Rare Opportunity for BofA?
As expected, Bank of America announced this morning that it would buy struggling mortgage lender Countrywide Financial for $4.1 billion in stock, rescuing the nation’s top lender while bolstering its own position.
“Countrywide presents a rare opportunity for Bank of America to add what we believe is the best domestic mortgage platform at an attractive price and to affirm our position as the nation’s premier lender to consumers,” Bank of America CEO Ken Lewis said in a statement.
Shareholders of Countrywide will receive 0.1822 of a share of Bank of America stock in exchange for each share of Countrywide, representing a 7.5 percent discount from Thursday’s close.
“We believe this is the right decision for our shareholders, customers and employees,” said Angelo Mozilo, Countrywide chairman and chief executive in a statement.
The deal, which is expected to close in the third quarter, shouldn’t affect Bank of America’s earnings per share in 2008 and may actually lift EPS in 2009, excluding buyout and restructuring costs.
Bank of America is expected to take a $1.2 billion restructuring charge related to the buyout, and said it would recognize $670 million in after-tax cost savings in the transaction, fully realized by 2011.
Most importantly, the acquisition will make the Charlotte-based bank the largest mortgage lender and loan servicer in the United States.
In the meantime, Bank of America plans to let Countrywide operate separately under its own brand, with no planned integration until 2009.
Lewis noted that he would like Countrywide CEO Angelo Mozilo to stay on until the deal is ultimately completed.
“Angelo has told me that he will do anything that we want him to do,” Lewis said. “I would guess that he’ll want to go have some fun. I will talk with him next week about his personal desires. Many of the senior people will have big operating roles in this company.”

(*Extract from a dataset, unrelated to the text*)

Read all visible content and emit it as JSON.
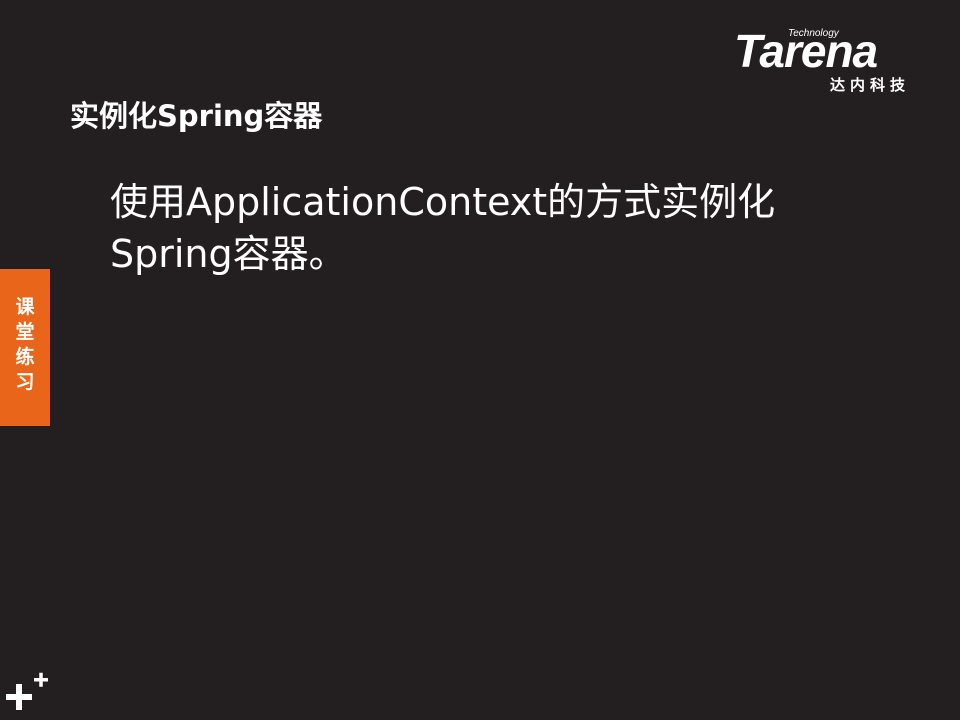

15,000 Countrywide Jobs at Risk
It’s unclear how many layoffs will be seen as a result of the deal, but it’s very likely that a reasonable amount of the 15,000 remaining Countrywide employees will be let go.
S&P said it may raise its rating on Countrywide based on the news, but warned it could reverse course, and review the company for a possible downgrade if the merger fails.
“The CreditWatch Positive placement reflects the higher rating on Bank of America and the benefits Countrywide will receive,” S&P said in a news release.
S&P currently awards Countrywide a “BBB-plus” rating, the third-lowest investment-grade ranking.
The rating agency plans to make its decision around the time the transaction is completed, likely raising its rating to that of Bank of Americas’s, an “AA” rating, which is the third highest investment-grade rating.
In recent years, Bank of America has made similar purchases of financial heavyweights, scooping up names such as MBNA, FleetBoston, and most recently LaSalle Bank.
“We are aware of the issues within the housing and mortgage industries,” Lewis added.
“The transaction reflects those challenges. Mortgages will continue to be an important relationship product, and we now will have an opportunity to better serve our customers and to enhance future profitability.”
While the deal still faces some regulatory hurdles, most believe it will have no problem being approved, as a Countrywide failure would be much more detrimental for the broader economy.
Shares of Countrywide were down $1.03, or 13.29%, to $6.72 in early session trading on Wall Street.
Updates: The LA Times reported that Mozilo stands to get $110 million in severance from the B of A deal.
Analysts expect substantial layoffs and closures as part of the merger.
The Service Employees International Union (SEIU) has expressed caution regarding the proposed merger, releasing the following statement:
“With the deepening housing crisis and growing concerns about the unknown risks lurking on and off Bank of America’s balance sheet, we believe combining the largest bank with the largest mortgage lender will result in unnecessary and unacceptable long-term risk to the nation’s working families and consumers.”
“Permitting such concentration of risk would be like putting a sick patient, Bank of America, together in the same room with a highly contagious and terminally-ill patient, Countrywide, and expecting both of them to get better.”
See the full list of closed lenders, mortgage layoff and mergers.
Somewhat amazingly, Countrywide Financial Corp.’s savings bank was bringing in deposits at a pace of $50 million a day back in 2007 as the crisis was unfolding (thanks to super high, unsustainable yields for customers).
Shortly thereafter, they were scrambling for cash to keep their balance sheet intact. We all knew this would be the eventual outcome.